··· Material supplied

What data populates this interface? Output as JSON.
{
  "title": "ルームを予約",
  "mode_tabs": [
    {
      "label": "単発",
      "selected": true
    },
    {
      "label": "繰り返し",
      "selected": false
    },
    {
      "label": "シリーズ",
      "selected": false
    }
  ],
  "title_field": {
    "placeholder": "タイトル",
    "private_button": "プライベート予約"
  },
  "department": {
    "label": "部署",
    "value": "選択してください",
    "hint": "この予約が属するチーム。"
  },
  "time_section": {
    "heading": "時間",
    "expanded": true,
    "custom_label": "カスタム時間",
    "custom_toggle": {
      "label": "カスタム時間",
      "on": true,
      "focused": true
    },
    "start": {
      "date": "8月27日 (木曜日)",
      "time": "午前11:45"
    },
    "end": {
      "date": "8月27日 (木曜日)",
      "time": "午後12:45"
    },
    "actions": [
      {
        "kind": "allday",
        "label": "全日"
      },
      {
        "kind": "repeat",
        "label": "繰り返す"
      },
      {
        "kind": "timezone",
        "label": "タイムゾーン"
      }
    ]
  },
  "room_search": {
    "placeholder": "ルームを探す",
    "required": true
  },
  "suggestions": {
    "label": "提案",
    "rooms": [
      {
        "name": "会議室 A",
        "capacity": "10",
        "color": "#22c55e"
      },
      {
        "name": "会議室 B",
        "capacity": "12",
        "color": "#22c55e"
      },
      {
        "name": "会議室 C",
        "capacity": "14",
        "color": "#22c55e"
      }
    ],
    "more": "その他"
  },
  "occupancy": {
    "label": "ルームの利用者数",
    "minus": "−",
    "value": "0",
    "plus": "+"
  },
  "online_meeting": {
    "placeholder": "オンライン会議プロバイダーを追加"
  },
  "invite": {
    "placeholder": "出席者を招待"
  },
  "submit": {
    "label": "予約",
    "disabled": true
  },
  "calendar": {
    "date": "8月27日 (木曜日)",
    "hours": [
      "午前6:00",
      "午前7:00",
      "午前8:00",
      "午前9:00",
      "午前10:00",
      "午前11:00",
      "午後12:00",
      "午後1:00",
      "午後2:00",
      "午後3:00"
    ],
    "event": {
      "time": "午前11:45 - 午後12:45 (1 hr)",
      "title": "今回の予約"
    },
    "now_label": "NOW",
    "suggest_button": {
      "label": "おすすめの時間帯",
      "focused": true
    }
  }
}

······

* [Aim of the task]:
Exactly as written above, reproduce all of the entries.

* [Reply]:
What data populates this interface? Output as JSON.
{
  "title": "ルームを予約",
  "mode_tabs": [
    {
      "label": "単発",
      "selected": true
    },
    {
      "label": "繰り返し",
      "selected": false
    },
    {
      "label": "シリーズ",
      "selected": false
    }
  ],
  "title_field": {
    "placeholder": "タイトル",
    "private_button": "プライベート予約"
  },
  "department": {
    "label": "部署",
    "value": "選択してください",
    "hint": "この予約が属するチーム。"
  },
  "time_section": {
    "heading": "時間",
    "expanded": true,
    "custom_label": "カスタム時間",
    "custom_toggle": {
      "label": "カスタム時間",
      "on": true,
      "focused": true
    },
    "start": {
      "date": "8月27日 (木曜日)",
      "time": "午前11:45"
    },
    "end": {
      "date": "8月27日 (木曜日)",
      "time": "午後12:45"
    },
    "actions": [
      {
        "kind": "allday",
        "label": "全日"
      },
      {
        "kind": "repeat",
        "label": "繰り返す"
      },
      {
        "kind": "timezone",
        "label": "タイムゾーン"
      }
    ]
  },
  "room_search": {
    "placeholder": "ルームを探す",
    "required": true
  },
  "suggestions": {
    "label": "提案",
    "rooms": [
      {
        "name": "会議室 A",
        "capacity": "10",
        "color": "#22c55e"
      },
      {
        "name": "会議室 B",
        "capacity": "12",
        "color": "#22c55e"
      },
      {
        "name": "会議室 C",
        "capacity": "14",
        "color": "#22c55e"
      }
    ],
    "more": "その他"
  },
  "occupancy": {
    "label": "ルームの利用者数",
    "minus": "−",
    "value": "0",
    "plus": "+"
  },
  "online_meeting": {
    "placeholder": "オンライン会議プロバイダーを追加"
  },
  "invite": {
    "placeholder": "出席者を招待"
  },
  "submit": {
    "label": "予約",
    "disabled": true
  },
  "calendar": {
    "date": "8月27日 (木曜日)",
    "hours": [
      "午前6:00",
      "午前7:00",
      "午前8:00",
      "午前9:00",
      "午前10:00",
      "午前11:00",
      "午後12:00",
      "午後1:00",
      "午後2:00",
      "午後3:00"
    ],
    "event": {
      "time": "午前11:45 - 午後12:45 (1 hr)",
      "title": "今回の予約"
    },
    "now_label": "NOW",
    "suggest_button": {
      "label": "おすすめの時間帯",
      "focused": true
    }
  }
}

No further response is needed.